Physical intimacy didn’t touch on the issue. Spending quality time together made the evening drag on and on. Neither received gifts presently. Words of affirmation didn’t speak to either of them. And we won’t even mention how self-absorbed each became when performing acts of service.

It wasn’t until Ted finally snapped and complained about it all that Trudy felt an unexpected spark.

“Ooooh. Say that again, Ted,” she cooed.

Ted blinked. “Uhhh… the counselor’s charging way too much for something that’s not working?”

“Yes, Ted! Yes! What else isn’t working?”

“Uhh…” he thought for a minute. “That plumber we hired this morning was late, incompetent, and left a mess.”

Trudy sat up and perked up. “What else??”

“No one knows how to drive anymore?” He was starting to get excited as well.

“Yes! Yes!”

“Whenever I go shopping, I can’t ever find a good clerk! How difficult is it to know where the polos are?”

“Ohhh, Ted.” She drew right up to him. “What else?”

“The governor’s an idiot and this country’s being run by imbeciles!”

“YYYYYESSSSS!”

…..

Their counselor was surprised to see them practically bouncing at their next (and last) appointment.

“We did it!” Trudy gushed. “We found our love language!”

“Oh?” the counselor asked, intrigued. “Which is it?”

Ted and Trudy looked at each other, smiled; then, in unison, answered, “Complaining!”

©2021 Chel Owens

Oh, the Blog.

Y’know, I never thought I’d feel this way. I read others who wrote about leaving blogdom for one reason or another and thought, “Why?” Why leave when you have followers, a creative outlet, and interesting posts from all your friends?

Now I know: life.

Granted, my life has not been interesting before this point. I haven’t had much to do. Further, I had no one to talk to about it. I can’t say the same is true anymore -which is, actually, a very healthy thing. No longer alone in a large house with only my dishes and children; I now have a smaller house, a job, at least one friend to whom I can say anything, a good marriage, and waaaaay too many things to do all day. Oh, and I still have the children.

…In terms of organization, this post is getting ahead of itself. Let’s start with an updated list:

  1. I’m still pregnant. As far as I know, the baby is doing swimmingly. Perhaps he’s doing kickingly.
    Thanks to my delivery history, I will schedule a C-Section. We’re looking at November 2. This date draws ever nearer each day.
  2. We’ve moved house and sold our other. I don’t talk about where I live, specifically, much. I’d like for angry mobs to not be able to find us. It is very important to tell you all that our new digs are much less finished or updated than our last, however. In fact, our last house was BRAND NEW and this one is more along the lines of Mr. Blandings Builds His Dream House, pre-remodel.
  3. I still work as a lunchlady assistant but will be retiring soon due to being due.
  4. I have even less time for blogging than I’ve ever had before.

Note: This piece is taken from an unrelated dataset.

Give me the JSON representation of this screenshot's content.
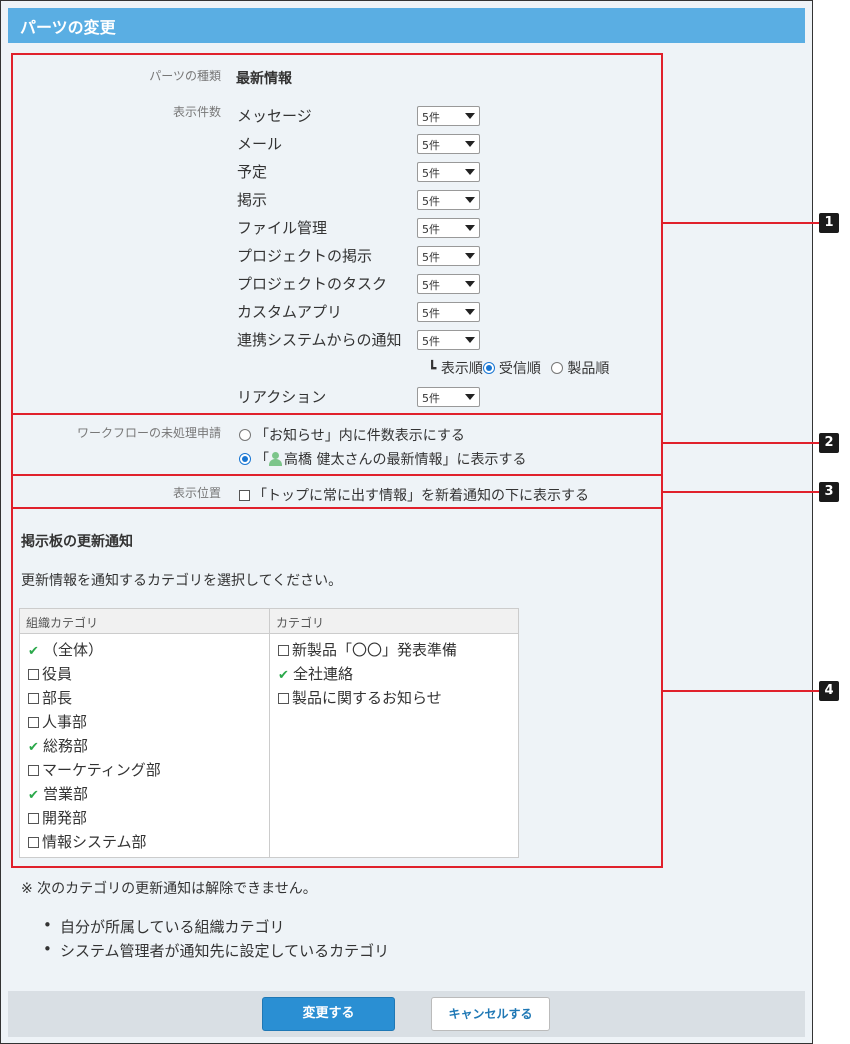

In light of these facts but despite what I said at the beginning of this post, I will not be running away.

Repeat: I’m staying.

Out of necessity, I will be changing my writing schedule. This, sadly, includes not running a poetry contest. I feel the greatest loss at this conclusion, since I love encouraging poetry and love all the excellent writings you have shared.

And for you, Carol: fajita, frijole; hickory (in my defense, you and your followers named every food that has ‘k’ in it); galia (melon), scallion; edamame, jambu, mamey; tinda, ortanique, pignoli, uni; (and for this week) mahonia (berries), roe, and acorn….

©1948 RKO Radio Pictures

©2021 Chel Owens